Performance evaluations are currently not considered in an officer’s promotion process. The city wants to reverse that policy, allowing performance evaluations to play a factor in considering a promotion.
Once a tentative agreement is reached, the contract must be ratified by a majority of the City Council and more than half of the police union.
Diaz, who will take the reins on Feb. 1 from longtime SAPOA President Michael Helle, had little to say about the city’s position when KSAT called him Wednesday. The president-elect noted that the union had not yet put together its priorities.
“Nothing’s off the table because I haven’t had the opportunity to assemble a team, so we haven’t been able to sit and talk,” he said.
Looming over the negotiations is the possibility of the entire collective bargaining process being scrapped.
Four days before the Feb. 12 meeting, the City Clerk’s office will announce a decision on certifying a petition that would place the repeal of the bargaining process under Chapter 174 on the May ballot. The petition, which garnered 20,000 signatures, was organized by Fix SAPD, a police accountability group.
Should the issue make it onto the ballot and be approved by voters, discipline procedures would be governed by what’s in another state law -- Chapter 143 -- instead of what’s in a negotiated contract. Chapter 143, though, would also allow an arbitrator to overturn the police chief’s original discipline, something both the city and Fix SAPD want removed.
Fix SAPD’s founder, Ojiyoma Martin, told KSAT that the group is continuing to gather signatures to repeal Chapter 143 locally, as well, though each signature is only valid for 180 days.
The group kicked off its petition drive in earnest on the first day of early voting for the November election -- Oct. 13, 2020. That means many of its signatures will start becoming invalid starting Apr. 11.
In a statement delivered to council members Wednesday night after the priorities were unveiled, Fix SAPD Deputy Director Ananda Tomas said only four of the 10 problems the group sees with the contract were addressed by City Manager Erik Walsh. One of the missing issues, she said, is the contract’s evergreen clause, which allows the current contract’s provisions to be extended up to eight years in absence of a new contract.
“The police union will have four election cycles to methodically rebuild a council who is sympathetic to their whim,” Dykman said. “No one on council right now will be here in eight years, so this is your last chance to fight for the voice of San Antonio.”
If the evergreen clause goes into effect, police officers’ pay would stay frozen while officers would have to pay 10% more in monthly contributions every year for the health care.
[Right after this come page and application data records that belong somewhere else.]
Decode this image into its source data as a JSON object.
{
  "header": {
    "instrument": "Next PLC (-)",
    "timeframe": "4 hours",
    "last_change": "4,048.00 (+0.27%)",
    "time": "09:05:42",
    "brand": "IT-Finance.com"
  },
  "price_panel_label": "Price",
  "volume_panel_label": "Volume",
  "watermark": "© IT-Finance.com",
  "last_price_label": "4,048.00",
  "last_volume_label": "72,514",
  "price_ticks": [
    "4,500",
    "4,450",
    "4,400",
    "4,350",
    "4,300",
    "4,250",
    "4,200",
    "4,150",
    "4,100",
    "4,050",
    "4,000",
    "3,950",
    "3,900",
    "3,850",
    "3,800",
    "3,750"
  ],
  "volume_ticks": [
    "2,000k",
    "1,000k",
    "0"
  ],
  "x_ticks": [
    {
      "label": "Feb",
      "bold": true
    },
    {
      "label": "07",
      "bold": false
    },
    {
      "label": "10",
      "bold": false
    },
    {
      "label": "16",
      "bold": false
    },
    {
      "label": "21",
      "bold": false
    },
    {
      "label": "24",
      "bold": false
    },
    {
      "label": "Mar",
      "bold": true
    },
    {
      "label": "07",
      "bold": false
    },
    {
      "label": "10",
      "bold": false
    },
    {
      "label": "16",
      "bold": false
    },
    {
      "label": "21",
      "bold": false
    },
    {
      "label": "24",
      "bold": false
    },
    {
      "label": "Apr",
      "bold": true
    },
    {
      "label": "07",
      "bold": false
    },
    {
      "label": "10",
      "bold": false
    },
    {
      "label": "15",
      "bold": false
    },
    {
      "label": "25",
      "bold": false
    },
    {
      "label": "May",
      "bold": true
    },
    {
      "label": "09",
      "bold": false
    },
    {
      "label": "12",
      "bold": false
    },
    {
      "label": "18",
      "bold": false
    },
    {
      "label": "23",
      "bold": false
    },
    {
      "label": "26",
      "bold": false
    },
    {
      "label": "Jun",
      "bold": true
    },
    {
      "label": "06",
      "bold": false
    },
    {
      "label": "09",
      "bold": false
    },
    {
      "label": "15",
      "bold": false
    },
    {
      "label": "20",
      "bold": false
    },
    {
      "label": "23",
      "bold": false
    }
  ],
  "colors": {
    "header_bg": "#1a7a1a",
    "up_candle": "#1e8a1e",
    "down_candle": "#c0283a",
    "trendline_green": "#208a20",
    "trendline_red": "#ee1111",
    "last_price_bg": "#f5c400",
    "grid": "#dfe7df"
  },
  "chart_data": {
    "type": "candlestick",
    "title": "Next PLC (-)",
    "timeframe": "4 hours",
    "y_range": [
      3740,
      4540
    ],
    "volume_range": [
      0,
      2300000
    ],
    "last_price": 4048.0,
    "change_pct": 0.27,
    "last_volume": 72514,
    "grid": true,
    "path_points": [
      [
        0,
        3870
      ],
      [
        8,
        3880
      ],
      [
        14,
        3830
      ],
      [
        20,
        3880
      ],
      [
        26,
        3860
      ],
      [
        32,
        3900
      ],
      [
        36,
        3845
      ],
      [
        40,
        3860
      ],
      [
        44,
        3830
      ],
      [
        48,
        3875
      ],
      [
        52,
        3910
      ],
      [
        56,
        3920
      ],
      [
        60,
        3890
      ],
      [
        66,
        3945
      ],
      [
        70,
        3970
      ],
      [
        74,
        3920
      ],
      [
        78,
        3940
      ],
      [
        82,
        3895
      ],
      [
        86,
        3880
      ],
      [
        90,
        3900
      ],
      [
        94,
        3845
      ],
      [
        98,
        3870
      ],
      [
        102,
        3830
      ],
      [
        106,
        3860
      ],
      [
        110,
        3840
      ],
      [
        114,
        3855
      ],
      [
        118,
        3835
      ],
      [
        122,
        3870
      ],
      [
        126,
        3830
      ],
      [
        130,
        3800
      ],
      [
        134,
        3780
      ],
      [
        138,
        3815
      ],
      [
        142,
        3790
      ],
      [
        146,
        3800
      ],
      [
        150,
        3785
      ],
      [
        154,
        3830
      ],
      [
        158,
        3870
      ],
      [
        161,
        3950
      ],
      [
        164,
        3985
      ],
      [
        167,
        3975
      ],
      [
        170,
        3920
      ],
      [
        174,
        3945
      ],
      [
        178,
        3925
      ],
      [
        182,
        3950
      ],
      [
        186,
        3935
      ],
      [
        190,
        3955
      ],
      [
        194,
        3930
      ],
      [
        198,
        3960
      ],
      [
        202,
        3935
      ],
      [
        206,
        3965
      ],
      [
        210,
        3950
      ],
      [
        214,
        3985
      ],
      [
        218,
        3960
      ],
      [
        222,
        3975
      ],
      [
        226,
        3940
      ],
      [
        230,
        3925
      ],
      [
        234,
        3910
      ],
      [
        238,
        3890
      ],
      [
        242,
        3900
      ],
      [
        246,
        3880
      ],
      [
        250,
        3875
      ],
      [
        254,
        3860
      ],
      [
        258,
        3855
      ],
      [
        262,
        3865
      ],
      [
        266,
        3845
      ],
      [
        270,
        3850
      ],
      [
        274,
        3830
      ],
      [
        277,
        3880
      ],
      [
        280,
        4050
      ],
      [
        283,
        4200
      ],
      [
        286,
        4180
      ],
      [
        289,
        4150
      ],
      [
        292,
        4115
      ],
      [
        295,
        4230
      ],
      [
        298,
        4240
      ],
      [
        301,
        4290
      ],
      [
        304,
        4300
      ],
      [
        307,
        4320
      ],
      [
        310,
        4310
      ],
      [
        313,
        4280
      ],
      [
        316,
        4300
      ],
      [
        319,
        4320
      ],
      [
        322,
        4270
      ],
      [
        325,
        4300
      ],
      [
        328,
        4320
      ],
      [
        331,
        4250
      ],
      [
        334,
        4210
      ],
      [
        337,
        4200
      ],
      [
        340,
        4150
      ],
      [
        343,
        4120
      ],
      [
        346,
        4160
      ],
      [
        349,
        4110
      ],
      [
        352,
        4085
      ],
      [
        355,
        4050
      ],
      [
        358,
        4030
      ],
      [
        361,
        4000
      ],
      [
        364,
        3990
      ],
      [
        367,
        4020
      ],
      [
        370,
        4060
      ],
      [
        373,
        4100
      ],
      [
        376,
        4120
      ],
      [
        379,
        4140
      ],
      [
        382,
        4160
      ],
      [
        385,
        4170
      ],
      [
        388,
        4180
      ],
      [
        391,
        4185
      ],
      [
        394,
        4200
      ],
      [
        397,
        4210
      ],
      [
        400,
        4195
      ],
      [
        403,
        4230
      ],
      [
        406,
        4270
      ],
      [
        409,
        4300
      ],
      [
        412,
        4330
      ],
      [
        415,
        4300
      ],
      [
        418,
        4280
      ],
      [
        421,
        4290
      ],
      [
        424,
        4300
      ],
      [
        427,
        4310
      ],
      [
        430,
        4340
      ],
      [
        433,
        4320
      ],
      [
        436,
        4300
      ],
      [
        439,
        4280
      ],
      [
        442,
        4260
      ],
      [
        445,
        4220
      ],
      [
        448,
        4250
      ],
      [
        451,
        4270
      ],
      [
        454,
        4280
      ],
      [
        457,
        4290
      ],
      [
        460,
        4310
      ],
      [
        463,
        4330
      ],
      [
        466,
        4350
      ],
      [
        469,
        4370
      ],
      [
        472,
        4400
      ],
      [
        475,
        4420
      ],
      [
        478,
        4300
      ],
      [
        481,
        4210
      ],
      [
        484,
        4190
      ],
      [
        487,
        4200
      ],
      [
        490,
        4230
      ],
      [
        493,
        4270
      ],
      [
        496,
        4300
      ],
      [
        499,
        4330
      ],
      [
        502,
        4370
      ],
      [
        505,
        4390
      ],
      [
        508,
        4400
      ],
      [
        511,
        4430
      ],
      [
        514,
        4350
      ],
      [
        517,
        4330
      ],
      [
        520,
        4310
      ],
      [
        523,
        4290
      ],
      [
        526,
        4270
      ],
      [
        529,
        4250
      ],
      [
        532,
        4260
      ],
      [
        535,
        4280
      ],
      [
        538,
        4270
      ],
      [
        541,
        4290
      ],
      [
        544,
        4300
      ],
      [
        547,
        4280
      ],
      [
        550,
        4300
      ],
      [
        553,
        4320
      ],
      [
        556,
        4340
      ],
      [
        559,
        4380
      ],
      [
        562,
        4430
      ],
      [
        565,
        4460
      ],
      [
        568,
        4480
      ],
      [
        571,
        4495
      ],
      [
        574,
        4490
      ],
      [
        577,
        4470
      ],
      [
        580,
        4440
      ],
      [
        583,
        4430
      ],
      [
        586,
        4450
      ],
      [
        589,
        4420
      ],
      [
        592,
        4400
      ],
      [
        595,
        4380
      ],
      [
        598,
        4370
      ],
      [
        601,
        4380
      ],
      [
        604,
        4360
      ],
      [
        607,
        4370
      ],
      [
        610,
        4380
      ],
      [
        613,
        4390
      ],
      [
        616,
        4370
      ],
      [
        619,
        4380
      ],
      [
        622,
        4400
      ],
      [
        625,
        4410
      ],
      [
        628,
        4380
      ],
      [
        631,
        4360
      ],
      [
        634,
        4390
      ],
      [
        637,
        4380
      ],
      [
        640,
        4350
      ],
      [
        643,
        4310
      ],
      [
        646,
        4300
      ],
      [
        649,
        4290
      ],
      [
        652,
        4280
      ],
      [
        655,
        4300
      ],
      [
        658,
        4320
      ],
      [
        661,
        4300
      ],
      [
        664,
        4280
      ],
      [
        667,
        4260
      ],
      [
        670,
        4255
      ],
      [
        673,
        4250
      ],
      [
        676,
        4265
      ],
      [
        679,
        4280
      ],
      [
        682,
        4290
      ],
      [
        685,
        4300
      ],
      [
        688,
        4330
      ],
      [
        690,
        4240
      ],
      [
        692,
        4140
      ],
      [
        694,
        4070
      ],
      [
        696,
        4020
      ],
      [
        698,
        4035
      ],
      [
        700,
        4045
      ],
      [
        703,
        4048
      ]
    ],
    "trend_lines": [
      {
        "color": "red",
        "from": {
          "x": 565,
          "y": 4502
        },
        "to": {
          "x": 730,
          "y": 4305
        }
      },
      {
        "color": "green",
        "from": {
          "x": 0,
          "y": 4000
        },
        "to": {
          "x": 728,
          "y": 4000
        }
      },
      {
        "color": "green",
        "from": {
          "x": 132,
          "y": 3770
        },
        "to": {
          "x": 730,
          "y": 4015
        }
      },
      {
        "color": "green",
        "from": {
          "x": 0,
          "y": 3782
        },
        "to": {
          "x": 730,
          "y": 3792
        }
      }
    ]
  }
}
The most an officer has to contribute monthly for 2021 under the contract is $182.71, which means they would end up paying $18 to $209 more than that per month, depending on how far negotiations get into the evergreen period.
The city’s focus in the negotiations may be on discipline, but staff say they also want the following:
- The ability to increase training hours and set priorities for training;
- The power to determine the working hours of units within SAPD;
- The power to set leave policies for employees, particularly regarding their ability to “sell” their leave before separating from the department;
- More flexibility on what parts of the department it can “civilianize.”
The city says it also wants to keep total public safety costs (police, fire, and park police budgets) under 66% of its total general fund. The three budgets currently total 64.2% of the general fund, Deputy City Manager Maria Villagomez said, but SAPD’s $486.5 million on its own accounts for nearly 38%.
Most of the department’s budget -- about $387 million -- is determined by the current union contract.
The first meeting will be for both sides to lay out the ground rules on proceeding with negotiations.
If both sides agree to a deal within 60 days of the start of the negotiation, the new deal would take effect on Sept. 30, 2021. The evergreen clause in effect would allow the current contract to remain in place for up to eight years if negotiations are unsuccessful.
It’s unclear yet if the meetings will be held in-person or virtually, but they will be open to the public to observe.